Breeding and selection target increasing uniformity. Crop wide genetic uniformity can create situations like the Southern Corn Leaf Blight Epidemic of 1969-70 that helped inaugurate the National Plant Germplasm System. It takes time to develop resistance through breeding. The temptation in commercial production is to rely on chemical protection that masks emerging problems. The U.S. pecan industry has known since 2000 that pecans get chronically infected with Pecan Bacterial Leaf Scorch (Sanderlin and Heyderich-Alger, 2000), causing yield loss (Sanderlin and Heyderich-Alger, 2003). Methods of reducing transmission of PBLS by heat treating graftwood had been reported and recommended (Sanderlin and Melanson, 2008; Melanson and Sanderlin, 2015). However, the disease is not usually noticed in well-managed orchards, and efforts to recognize or reduce it were not pursued. Sanderlin (2015) screened several pecan seedstocks and found that susceptibility to infection differed after mechanical inoculation, simulating typical insect transmission. The most susceptible seedstocks observed were the progeny of ‘Schley’, which as noted above, is the foundation parent of the U.S. pecan industry. The identification of Xylella fastidiosa in NCGR-Carya collections was precipitated by the necessity of phytosanitary certifications required for international distributions, and the inadequacy of diagnostic methods (Hilton et al., 2017; Bock et al., 2018). It was funded in part by grants from the National Plant Germplasm System. National leaders who planned the original Repository system expected multi-disciplinary teams to oversee the collections, in order to safeguard international germplasm exchange. Although Xylella fastidiosa has curtailed the international distribution of Carya graftwood from this collection, the dynamic use of these collections by international teams is facilitating cooperative use and will result in improved methods to safely share genetic diversity. There is value in recognizing disease susceptibility of both rootstocks and scion cultivars in a domestic breeding program.
The USDA ARS Pecan Breeding & Genetics Program has been involved with both the acquisition and characterization of diversity and with efforts to use it in breeding.

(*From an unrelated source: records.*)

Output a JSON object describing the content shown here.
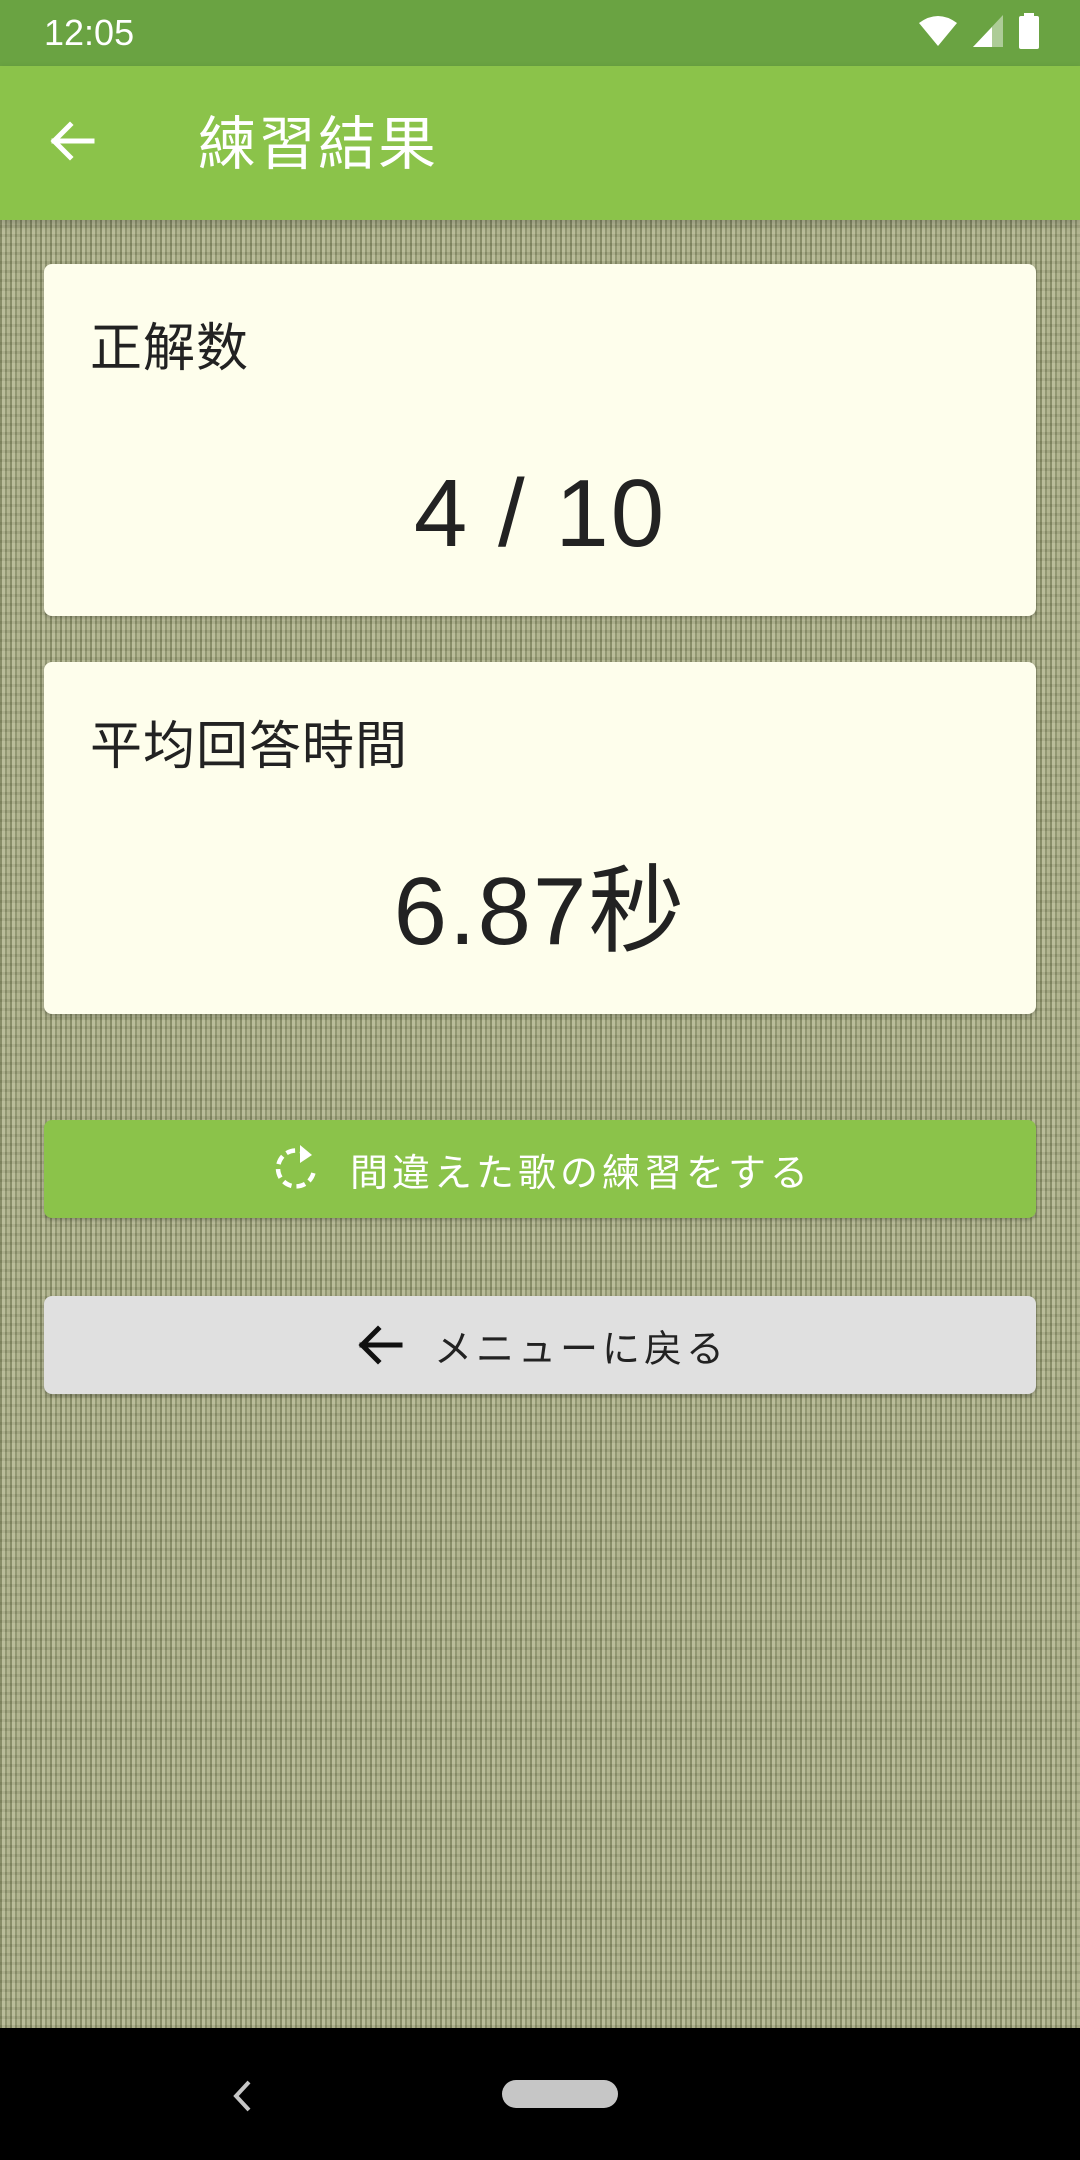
{
  "status_bar": {
    "time": "12:05",
    "icons": [
      "wifi-icon",
      "signal-icon",
      "battery-icon"
    ]
  },
  "app_bar": {
    "back_icon": "arrow-left-icon",
    "title": "練習結果"
  },
  "results": {
    "correct": {
      "label": "正解数",
      "value": "4 / 10"
    },
    "average_time": {
      "label": "平均回答時間",
      "value": "6.87秒"
    }
  },
  "actions": {
    "retry": {
      "icon": "refresh-icon",
      "label": "間違えた歌の練習をする"
    },
    "menu": {
      "icon": "arrow-left-icon",
      "label": "メニューに戻る"
    }
  },
  "colors": {
    "status_bar": "#6aa342",
    "app_bar": "#8bc34a",
    "card": "#fefeec",
    "retry_button": "#8bc34a",
    "menu_button": "#e0e0e0",
    "background": "#a7ab82"
  }
}
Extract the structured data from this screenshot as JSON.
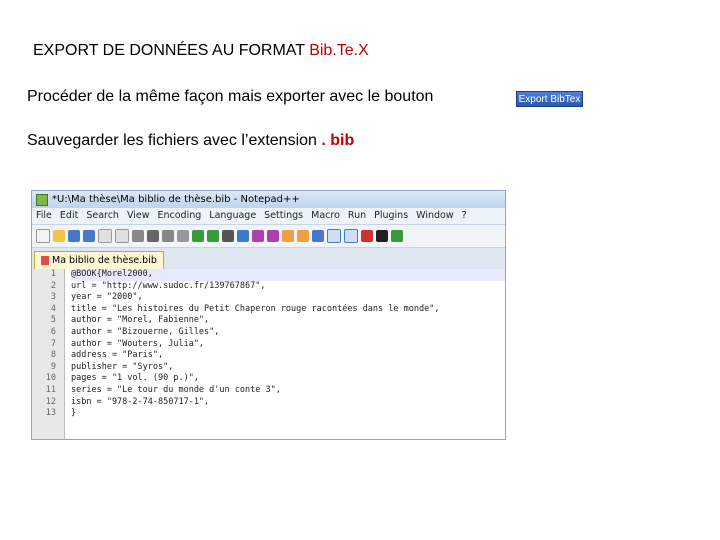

The genetic tools that have been and are being developed within the SCRI project “Coordinated development of genetic tools for pecan” are the best path forward. Original National Plant Germplasm System plans chose sites where the target species would survive (Brooks and Barton, 1977). Trees in our collections are resilient and are surviving even though we provide them with minimal care, in order to observe their expression of disease without the filter of multiple fungicidal sprays. The developing database links the GPS coordinates of each tree to its phenotypic and genetic characterizations over time and will be valuable to foresters as well as to the U.S. improved pecan industry, and to international users who have access. These collections were envisioned as long-term assets whose dynamic use would continue. On these sites, these resilient collections with existing documentation will be here if anyone looks for them.
Cohen et al. (1991) reviewed the status of international plant germplasm conservation efforts and categorized four “eras” of off-site genetic resource conservation and use. Their timeline extended from 1850 to 2030. The period from 2010-2030 was predicted to be one of the more efficient utilization of genetic resources with closer linkage between diverse collections and breeders, facilitated by accessible, well-documented material. The National Collection of Genetic Resources for Pecans and Hickories has arrived at that point. Where the next generation goes from here will require coordination of the federal program, domestic and international research partners, and the industries who use the genus Carya. The next generation can use the genetic resources and tools developed by this generation to domesticate pecan.